Source material Block Start

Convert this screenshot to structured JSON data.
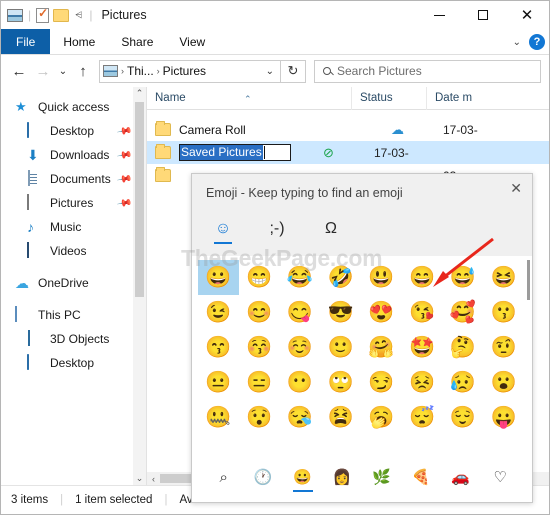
{
  "window": {
    "title": "Pictures",
    "quick_access_toolbar": [
      "picture-icon",
      "properties-icon",
      "new-folder-icon",
      "customize-dropdown"
    ],
    "controls": {
      "minimize": "–",
      "maximize": "□",
      "close": "✕"
    }
  },
  "ribbon": {
    "tabs": [
      {
        "label": "File",
        "active": true
      },
      {
        "label": "Home",
        "active": false
      },
      {
        "label": "Share",
        "active": false
      },
      {
        "label": "View",
        "active": false
      }
    ],
    "expand_label": "⌄",
    "help_label": "?"
  },
  "address_bar": {
    "back": "←",
    "forward": "→",
    "recent": "⌄",
    "up": "↑",
    "breadcrumb": [
      "Thi...",
      "Pictures"
    ],
    "breadcrumb_sep": "›",
    "dropdown": "⌄",
    "refresh": "↻"
  },
  "search": {
    "placeholder": "Search Pictures",
    "icon": "search-icon"
  },
  "sidebar": {
    "items": [
      {
        "label": "Quick access",
        "icon": "star-icon",
        "level": 1,
        "pinned": false
      },
      {
        "label": "Desktop",
        "icon": "monitor-icon",
        "level": 2,
        "pinned": true
      },
      {
        "label": "Downloads",
        "icon": "download-icon",
        "level": 2,
        "pinned": true
      },
      {
        "label": "Documents",
        "icon": "document-icon",
        "level": 2,
        "pinned": true
      },
      {
        "label": "Pictures",
        "icon": "picture-icon",
        "level": 2,
        "pinned": true
      },
      {
        "label": "Music",
        "icon": "music-icon",
        "level": 2,
        "pinned": false
      },
      {
        "label": "Videos",
        "icon": "video-icon",
        "level": 2,
        "pinned": false
      },
      {
        "label": "OneDrive",
        "icon": "cloud-icon",
        "level": 1,
        "pinned": false
      },
      {
        "label": "This PC",
        "icon": "pc-icon",
        "level": 1,
        "pinned": false
      },
      {
        "label": "3D Objects",
        "icon": "cube-icon",
        "level": 2,
        "pinned": false
      },
      {
        "label": "Desktop",
        "icon": "monitor-icon",
        "level": 2,
        "pinned": false
      }
    ],
    "scroll_up": "⌃",
    "scroll_down": "⌄"
  },
  "file_list": {
    "columns": [
      "Name",
      "Status",
      "Date m"
    ],
    "sort_indicator": "⌃",
    "rows": [
      {
        "name": "Camera Roll",
        "status_icon": "cloud-icon",
        "date": "17-03-",
        "selected": false,
        "renaming": false
      },
      {
        "name": "Saved Pictures",
        "status_icon": "check-icon",
        "date": "17-03-",
        "selected": true,
        "renaming": true
      },
      {
        "name": "",
        "status_icon": "",
        "date": "03-",
        "selected": false,
        "renaming": false
      }
    ],
    "rename_value": "Saved Pictures"
  },
  "status_bar": {
    "item_count": "3 items",
    "selection": "1 item selected",
    "availability": "Avail"
  },
  "emoji_panel": {
    "title": "Emoji - Keep typing to find an emoji",
    "close_label": "✕",
    "tabs": [
      {
        "name": "emoji-tab",
        "glyph": "☺",
        "active": true
      },
      {
        "name": "kaomoji-tab",
        "glyph": ";-)",
        "active": false
      },
      {
        "name": "symbols-tab",
        "glyph": "Ω",
        "active": false
      }
    ],
    "grid": [
      [
        "😀",
        "😁",
        "😂",
        "🤣",
        "😃",
        "😄",
        "😅",
        "😆"
      ],
      [
        "😉",
        "😊",
        "😋",
        "😎",
        "😍",
        "😘",
        "🥰",
        "😗"
      ],
      [
        "😙",
        "😚",
        "☺️",
        "🙂",
        "🤗",
        "🤩",
        "🤔",
        "🤨"
      ],
      [
        "😐",
        "😑",
        "😶",
        "🙄",
        "😏",
        "😣",
        "😥",
        "😮"
      ],
      [
        "🤐",
        "😯",
        "😪",
        "😫",
        "🥱",
        "😴",
        "😌",
        "😛"
      ]
    ],
    "selected_index": 0,
    "categories": [
      {
        "name": "search-category",
        "glyph": "⌕",
        "active": false
      },
      {
        "name": "recent-category",
        "glyph": "🕐",
        "active": false
      },
      {
        "name": "smileys-category",
        "glyph": "😀",
        "active": true
      },
      {
        "name": "people-category",
        "glyph": "👩",
        "active": false
      },
      {
        "name": "nature-category",
        "glyph": "🌿",
        "active": false
      },
      {
        "name": "food-category",
        "glyph": "🍕",
        "active": false
      },
      {
        "name": "travel-category",
        "glyph": "🚗",
        "active": false
      },
      {
        "name": "symbols-category",
        "glyph": "♡",
        "active": false
      }
    ]
  },
  "watermark": {
    "text": "TheGeekPage.com"
  },
  "annotation": {
    "arrow_color": "#e8271c"
  }
}
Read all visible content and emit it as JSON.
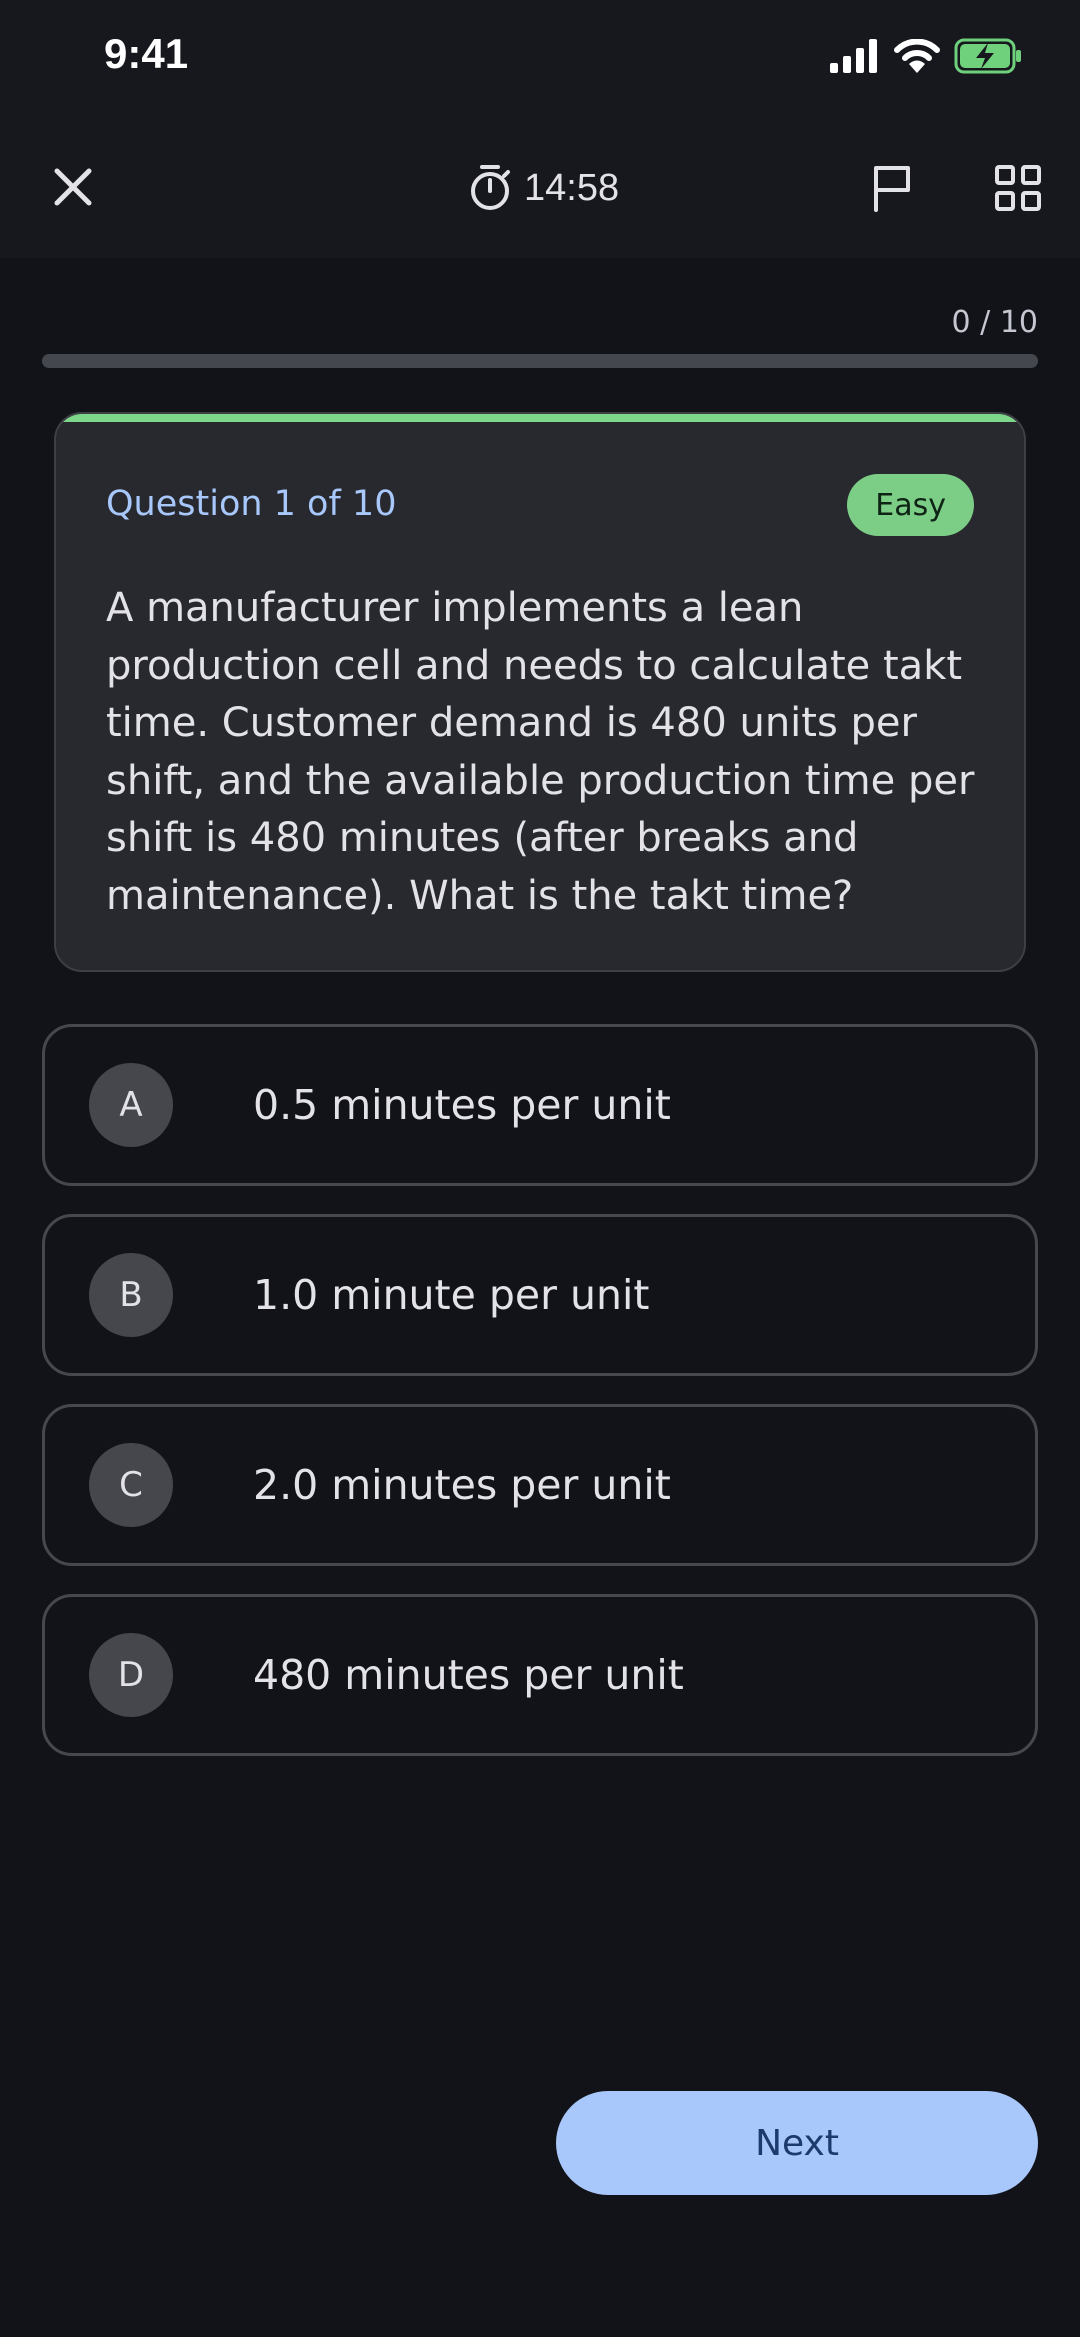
{
  "status_bar": {
    "time": "9:41",
    "icons": [
      "cellular-signal-icon",
      "wifi-icon",
      "battery-charging-icon"
    ]
  },
  "app_bar": {
    "close_icon": "close-icon",
    "timer_icon": "stopwatch-icon",
    "timer_value": "14:58",
    "flag_icon": "flag-icon",
    "grid_icon": "grid-view-icon"
  },
  "progress": {
    "count_text": "0 / 10",
    "fraction": 0
  },
  "question": {
    "label": "Question 1 of 10",
    "difficulty": "Easy",
    "text": "A manufacturer implements a lean production cell and needs to calculate takt time. Customer demand is 480 units per shift, and the available production time per shift is 480 minutes (after breaks and maintenance). What is the takt time?"
  },
  "options": [
    {
      "letter": "A",
      "text": "0.5 minutes per unit"
    },
    {
      "letter": "B",
      "text": "1.0 minute per unit"
    },
    {
      "letter": "C",
      "text": "2.0 minutes per unit"
    },
    {
      "letter": "D",
      "text": "480 minutes per unit"
    }
  ],
  "footer": {
    "next_label": "Next"
  },
  "colors": {
    "background": "#111318",
    "accent": "#a8c7fa",
    "card_top_accent": "#7dd68a",
    "badge": "#7ccd86",
    "battery": "#6fd17c"
  }
}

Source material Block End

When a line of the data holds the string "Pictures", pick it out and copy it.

* [Answer section]
    "title": "Pictures",
      "Pictures"
    "placeholder": "Search Pictures",
        "label": "Pictures",
        "name": "Saved Pictures",
    "rename_value": "Saved Pictures"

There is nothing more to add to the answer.